Oh, so much I wanted to write and show and say, but the time, she just slipped by. At least I HAVE been knitting, and can even show some of it off.

Diamond Lace Anklets

Pattern: Diamond Lace Anklets from Kollage Yarns. Pattern is not available yet as this was a sample knit which turned into a complete re-working of the pattern. Poor Anastasia did NOT think it would be so involved when she sent it.
Yarn: Kollage Yarns Luscious in Magenta, 2 skeins
Mods: Parts of the pattern had to be completely re-written to make the sock come out correctly. Don't know if this was a writing issue or an editing/copying issue. Anyhoo, it seems to work now.

Anastasia originally sent this one to me as a re-knit of the sample to correct some issues with the original. What she didn't know is that somewhere, either in the writing of the pattern or the creation of the commercial version of the pattern, things got a little confused. This might explain the issues with the original sample. Anyway, I found and fixed the errors, and now the pattern should be workable.

And this, folks, is why you test knit patterns.

My Waving Sock

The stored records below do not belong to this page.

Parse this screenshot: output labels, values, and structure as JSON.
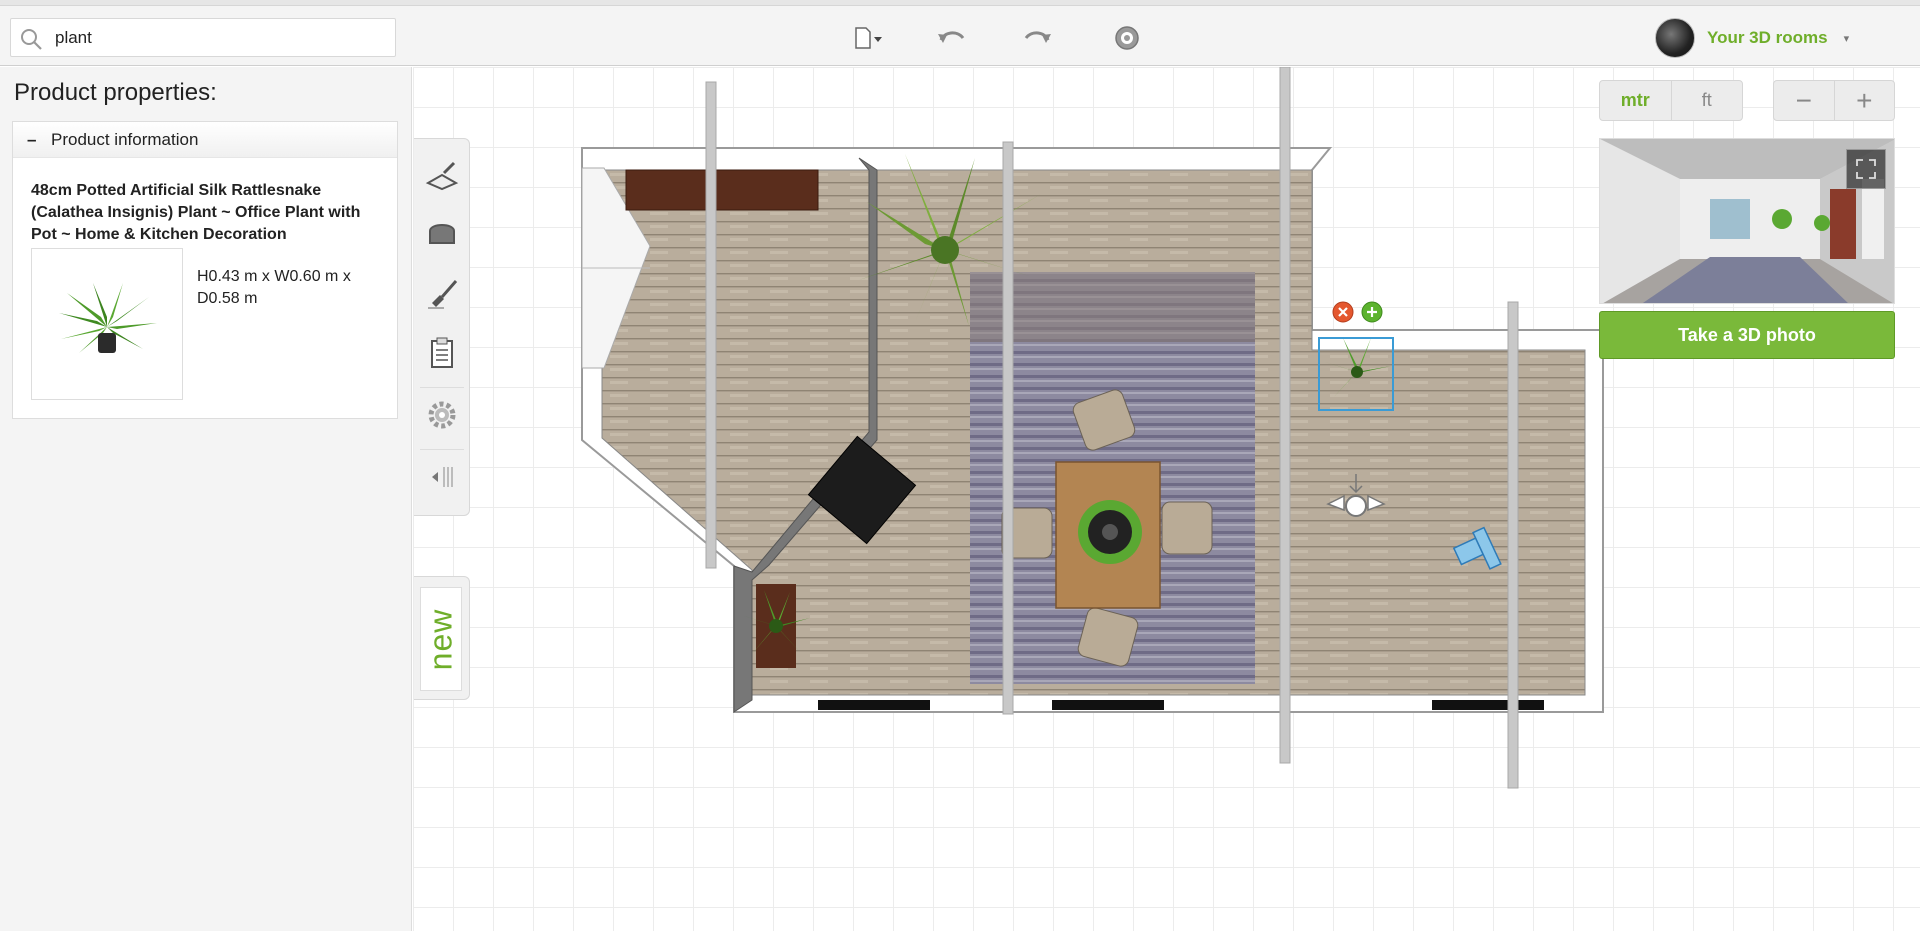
{
  "search": {
    "value": "plant",
    "placeholder": ""
  },
  "toolbar": {
    "items": [
      {
        "icon": "new-document-icon"
      },
      {
        "icon": "undo-icon"
      },
      {
        "icon": "redo-icon"
      },
      {
        "icon": "help-icon"
      }
    ]
  },
  "user": {
    "label": "Your 3D rooms",
    "icon": "user-avatar",
    "caret": "▾"
  },
  "panel": {
    "title": "Product properties:",
    "section": {
      "toggle": "–",
      "title": "Product information"
    },
    "product": {
      "name": "48cm Potted Artificial Silk Rattlesnake (Calathea Insignis) Plant ~ Office Plant with Pot ~ Home & Kitchen Decoration",
      "dimensions": "H0.43 m x W0.60 m x D0.58 m",
      "image_icon": "plant-thumbnail"
    }
  },
  "side_tools": [
    {
      "icon": "wall-trowel-icon"
    },
    {
      "icon": "armchair-icon"
    },
    {
      "icon": "paint-brush-icon"
    },
    {
      "icon": "clipboard-icon"
    },
    {
      "icon": "settings-gear-icon"
    },
    {
      "icon": "collapse-panel-icon"
    }
  ],
  "new_tab": {
    "label": "new"
  },
  "units": {
    "metric": "mtr",
    "imperial": "ft",
    "selected": "mtr"
  },
  "zoom": {
    "out": "−",
    "in": "+"
  },
  "photo_button": {
    "label": "Take a 3D photo"
  },
  "selection_controls": {
    "delete_icon": "delete-icon",
    "add_icon": "add-icon"
  },
  "colors": {
    "accent": "#6fae2a",
    "button": "#7ab93a",
    "delete": "#e4572e",
    "add": "#5cb32e",
    "selection": "#3a9bd5"
  }
}
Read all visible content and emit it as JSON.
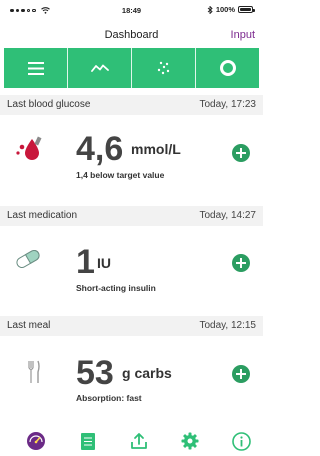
{
  "status_bar": {
    "time": "18:49",
    "battery_text": "100%",
    "battery_level": 1.0
  },
  "nav": {
    "title": "Dashboard",
    "input_label": "Input"
  },
  "tabs": [
    {
      "icon": "menu-icon"
    },
    {
      "icon": "trend-icon"
    },
    {
      "icon": "scatter-icon"
    },
    {
      "icon": "ring-icon"
    }
  ],
  "glucose": {
    "label": "Last blood glucose",
    "time": "Today, 17:23",
    "value": "4,6",
    "unit": "mmol/L",
    "note": "1,4 below target value",
    "icon": "blood-drop-icon"
  },
  "medication": {
    "label": "Last medication",
    "time": "Today, 14:27",
    "value": "1",
    "unit": "IU",
    "note": "Short-acting insulin",
    "icon": "pill-icon"
  },
  "meal": {
    "label": "Last meal",
    "time": "Today, 12:15",
    "value": "53",
    "unit": "g carbs",
    "note": "Absorption: fast",
    "icon": "cutlery-icon"
  },
  "bottom_bar": [
    {
      "icon": "dashboard-icon"
    },
    {
      "icon": "logbook-icon"
    },
    {
      "icon": "export-icon"
    },
    {
      "icon": "settings-icon"
    },
    {
      "icon": "info-icon"
    }
  ],
  "colors": {
    "accent": "#2fbf77",
    "plus": "#2b9d61",
    "input": "#7c2a8f",
    "drop": "#c8173b"
  }
}
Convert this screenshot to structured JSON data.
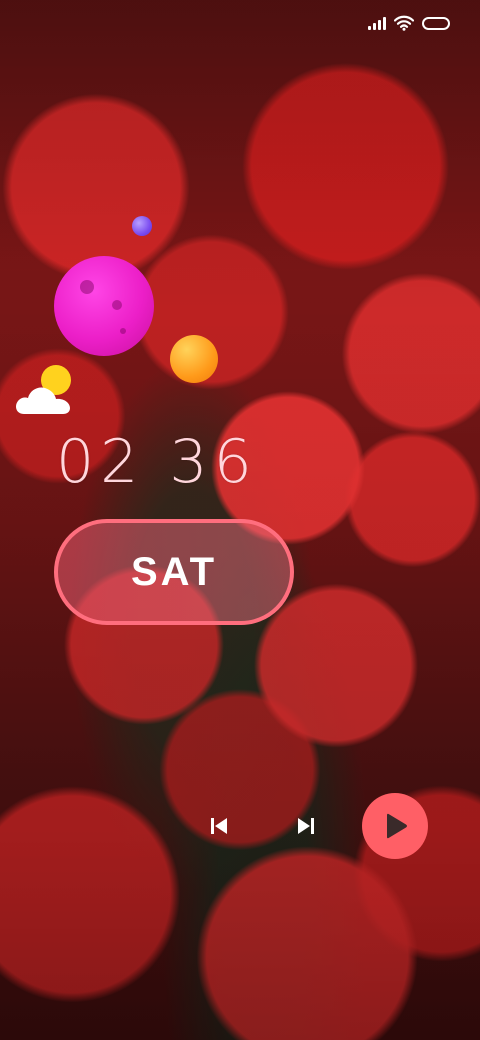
{
  "status_bar": {
    "signal_icon": "signal-icon",
    "wifi_icon": "wifi-icon",
    "battery_icon": "battery-icon"
  },
  "weather": {
    "icon": "partly-sunny-icon"
  },
  "clock": {
    "time": "02 36",
    "day": "SAT"
  },
  "media": {
    "previous_icon": "skip-previous-icon",
    "next_icon": "skip-next-icon",
    "play_icon": "play-icon"
  },
  "colors": {
    "accent_pink": "#ff6e7e",
    "play_button": "#ff5f66",
    "planet_magenta": "#ec1fc8",
    "planet_orange": "#ff9a1a",
    "planet_violet": "#7b4cf0"
  }
}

The first of my interpretation of Waving Lace socks is done. You may recall (I know, it's been a while) that I am basically using the lace pattern from the Waving Lace Socks from Favorite Socks, but I'm making it toe-up with a gusset heel, and I'm leaving off the lace pattern at the cuff. I just finished it with a 6x2 rib (following the K/P pattern of the lace), then one row of K1P1 and a sewn bind off (nice and stretchy). Second sock has about half a foot.

The largest knitting project is one I can't share, sorry. I can tell you, however, that it's something I thought I would NEVER knit: a pair of pants. No, not (anyone who knows me would laugh) for me. It's a test/sample knit for another designer. Lots and lots of stockinette in the round with an occassional increase or decrease has made for very good Olympic and politics (one of my favorite spectator sports) knitting. But those are done now (just the elastic to sew into the waistband), and that leaves me with no knitting to do for anyone else.

Can you say, it's time to think about Christmas? There are a couple of things I want to knit/finish for myself. I've pulled the Lace Scarf out of hibernation for when I need a break from all that stockinette on big needles; and I will shortly pull the Kimono Jacket out of hibernation to finish for winter wear.

Then there's the little bag. I have been nearly obsessed with making the largest size of Three for the Road since I got my hands on the book to make my Entrelac Bag for the TdF KAL. This one shouldn't take too long (and I'll get to practice sewing a zipper by hand).

Then, really, I need to think about Christmas. Actually, some of that has already been done (and not blogged, since my family are the most ardent readers of my blog), but there's always more.